In the current prorogation scenario, the Government passed a motion last summer stipulating that, in the case of prorogation, Government bills (not private members’ public bills such as Bills 198 & 237) remaining on the Orders and Notices Paper be continued and placed on the Orders and Notices Paper of the second sessional day of the Second Session of the 39th Parliament, at the same stage of business as at the time of prorogation.

Normally, at prorogation, all committees cease to sit and committee membership lapses. However, the June 3, 2009 Government motion authorized specific committees to continue to meet and release reports during specific times in the period between the First and Second session of the 39th Parliament.

After prorogation, the House does not sit until it has been called back into session by the Lieutenant Governor. The new session of the House begins with a Throne Speech, which outlines the government’s new priorities and legislative program.

AMO views this prorogation of the Provincial Legislature positively, because a Throne Speech provides an opportunity for the Government to revisit its agenda and policy objectives under current circumstances, to reassess priorities and develop new initiatives to respond to emerging issues. A Throne Speech goes a long way to informing the work  of non-profit associations such as AMO, in advocating on behalf of member interests and can provide some potential insight into the theme and sub-themes of an upcoming budget.

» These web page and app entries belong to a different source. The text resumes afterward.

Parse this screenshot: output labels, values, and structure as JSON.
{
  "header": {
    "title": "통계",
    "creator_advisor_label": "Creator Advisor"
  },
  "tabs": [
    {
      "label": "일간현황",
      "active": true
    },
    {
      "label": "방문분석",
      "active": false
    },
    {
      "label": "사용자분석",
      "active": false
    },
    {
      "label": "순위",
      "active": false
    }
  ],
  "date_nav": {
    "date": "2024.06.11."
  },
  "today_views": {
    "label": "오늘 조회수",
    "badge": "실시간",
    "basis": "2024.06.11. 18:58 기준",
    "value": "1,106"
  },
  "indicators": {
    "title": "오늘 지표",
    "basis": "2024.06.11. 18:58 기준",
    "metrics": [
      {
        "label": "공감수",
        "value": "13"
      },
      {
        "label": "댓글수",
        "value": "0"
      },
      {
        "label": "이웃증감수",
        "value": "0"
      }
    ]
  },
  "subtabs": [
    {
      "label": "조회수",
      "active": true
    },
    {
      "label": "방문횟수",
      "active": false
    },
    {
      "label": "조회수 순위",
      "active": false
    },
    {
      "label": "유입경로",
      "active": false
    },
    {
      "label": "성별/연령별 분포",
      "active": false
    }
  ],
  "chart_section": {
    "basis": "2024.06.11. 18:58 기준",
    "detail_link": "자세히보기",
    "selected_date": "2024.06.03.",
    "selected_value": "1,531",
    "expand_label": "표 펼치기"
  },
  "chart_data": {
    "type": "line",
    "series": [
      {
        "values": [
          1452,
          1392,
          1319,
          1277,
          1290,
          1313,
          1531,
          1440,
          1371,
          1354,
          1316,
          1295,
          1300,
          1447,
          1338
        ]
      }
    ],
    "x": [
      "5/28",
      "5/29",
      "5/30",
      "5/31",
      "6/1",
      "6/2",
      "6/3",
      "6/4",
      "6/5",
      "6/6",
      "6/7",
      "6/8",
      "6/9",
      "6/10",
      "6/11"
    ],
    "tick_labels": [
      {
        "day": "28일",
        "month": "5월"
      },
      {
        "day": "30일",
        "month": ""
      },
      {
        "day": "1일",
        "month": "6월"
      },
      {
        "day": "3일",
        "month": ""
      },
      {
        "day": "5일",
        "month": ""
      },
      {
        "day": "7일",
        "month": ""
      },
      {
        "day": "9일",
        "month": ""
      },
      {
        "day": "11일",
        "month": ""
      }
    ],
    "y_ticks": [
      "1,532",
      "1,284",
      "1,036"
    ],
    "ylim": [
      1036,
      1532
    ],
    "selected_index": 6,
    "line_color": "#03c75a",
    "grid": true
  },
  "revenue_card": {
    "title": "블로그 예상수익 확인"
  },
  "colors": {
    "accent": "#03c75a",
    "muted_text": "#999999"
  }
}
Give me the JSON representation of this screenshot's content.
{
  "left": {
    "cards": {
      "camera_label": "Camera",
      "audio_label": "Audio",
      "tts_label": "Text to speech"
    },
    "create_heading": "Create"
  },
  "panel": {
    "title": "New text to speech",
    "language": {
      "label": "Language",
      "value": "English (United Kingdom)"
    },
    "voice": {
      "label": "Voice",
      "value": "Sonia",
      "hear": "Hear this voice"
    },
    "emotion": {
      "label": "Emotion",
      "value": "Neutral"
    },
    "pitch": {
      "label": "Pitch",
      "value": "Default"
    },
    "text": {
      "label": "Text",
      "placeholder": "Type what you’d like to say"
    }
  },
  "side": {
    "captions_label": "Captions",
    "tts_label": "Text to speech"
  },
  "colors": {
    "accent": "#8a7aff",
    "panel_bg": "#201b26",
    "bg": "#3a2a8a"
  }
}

As an example, with all the changes to the housing side of the Ministry of Municipal Affairs and Housing, we will be interested to see if the affordable housing strategy makes the Throne Speech as well as re-confirming the partnership with AMO and its membership on the Provincial-Municipal Fiscal and Service Delivery Review. We will also be watching on the status of Bill 236, an Act to amend the Pension Benefits Act, which was introduced on December 9, 2009, as a first phase of pension reform. Bill 236, as it currently stands, has significant financial impacts on the OMERS Plan and costs therefore to employers and employees, arising from the proposed grow-in provisions. A Throne Speech presents an opportunity for the Government, in this instance, to outline what other pension policy initiatives it will bring forward and the timing and scope of implementing legislation.

The Legislature is scheduled to be recalled on March 8th.